◆ Your assignment:
Using the data below, report how many lines hold the word "label". Include nothing else in the reply.

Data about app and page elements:
Start of Block

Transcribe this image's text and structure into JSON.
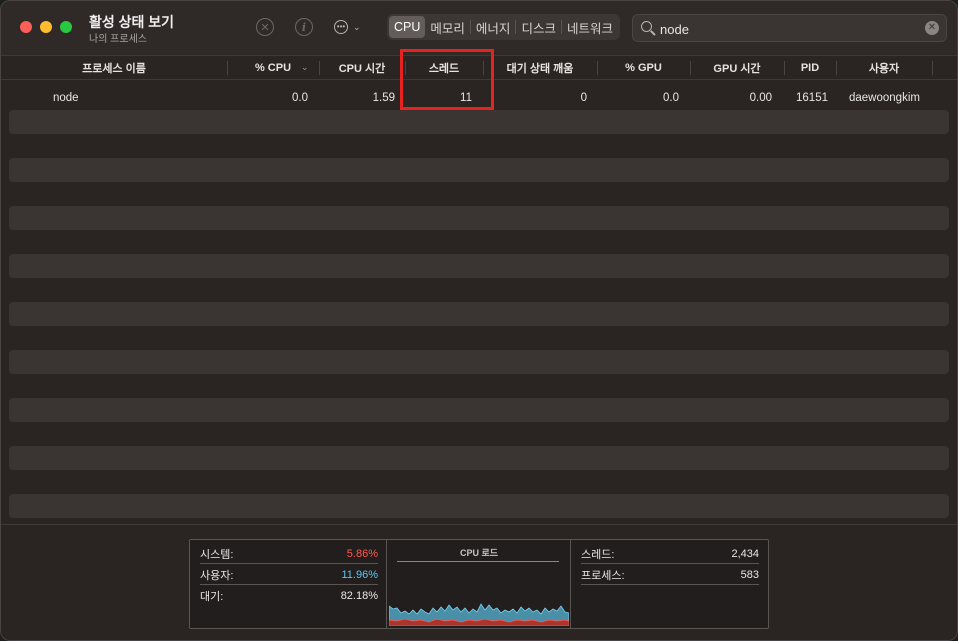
{
  "window": {
    "title": "활성 상태 보기",
    "subtitle": "나의 프로세스"
  },
  "toolbar": {
    "stop_icon": "x-circle-icon",
    "info_icon": "info-icon",
    "more_icon": "ellipsis-circle-icon",
    "tabs": [
      {
        "label": "CPU",
        "active": true
      },
      {
        "label": "메모리",
        "active": false
      },
      {
        "label": "에너지",
        "active": false
      },
      {
        "label": "디스크",
        "active": false
      },
      {
        "label": "네트워크",
        "active": false
      }
    ],
    "search": {
      "value": "node"
    }
  },
  "table": {
    "columns": [
      "프로세스 이름",
      "% CPU",
      "CPU 시간",
      "스레드",
      "대기 상태 깨움",
      "% GPU",
      "GPU 시간",
      "PID",
      "사용자"
    ],
    "rows": [
      {
        "name": "node",
        "cpu": "0.0",
        "cpu_time": "1.59",
        "threads": "11",
        "idle_wakeups": "0",
        "gpu": "0.0",
        "gpu_time": "0.00",
        "pid": "16151",
        "user": "daewoongkim"
      }
    ],
    "highlight_column": "스레드"
  },
  "stats": {
    "system": {
      "label": "시스템:",
      "value": "5.86%"
    },
    "user": {
      "label": "사용자:",
      "value": "11.96%"
    },
    "idle": {
      "label": "대기:",
      "value": "82.18%"
    },
    "cpu_load_title": "CPU 로드",
    "threads": {
      "label": "스레드:",
      "value": "2,434"
    },
    "processes": {
      "label": "프로세스:",
      "value": "583"
    }
  },
  "colors": {
    "system": "#ff5a4e",
    "user": "#5ac8f5",
    "highlight": "#e8231f"
  }
}
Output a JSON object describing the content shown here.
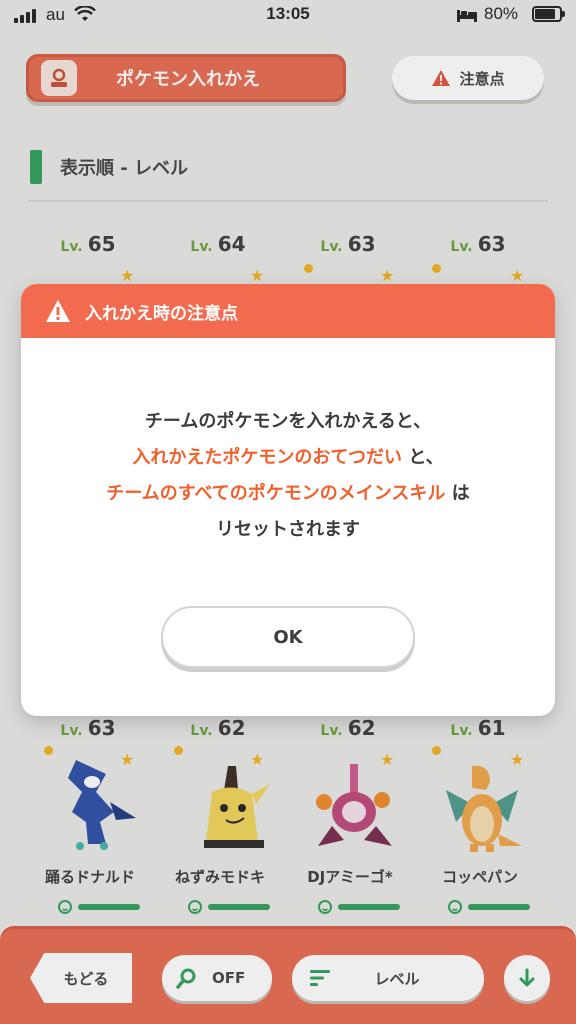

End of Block

◆ Output below:
10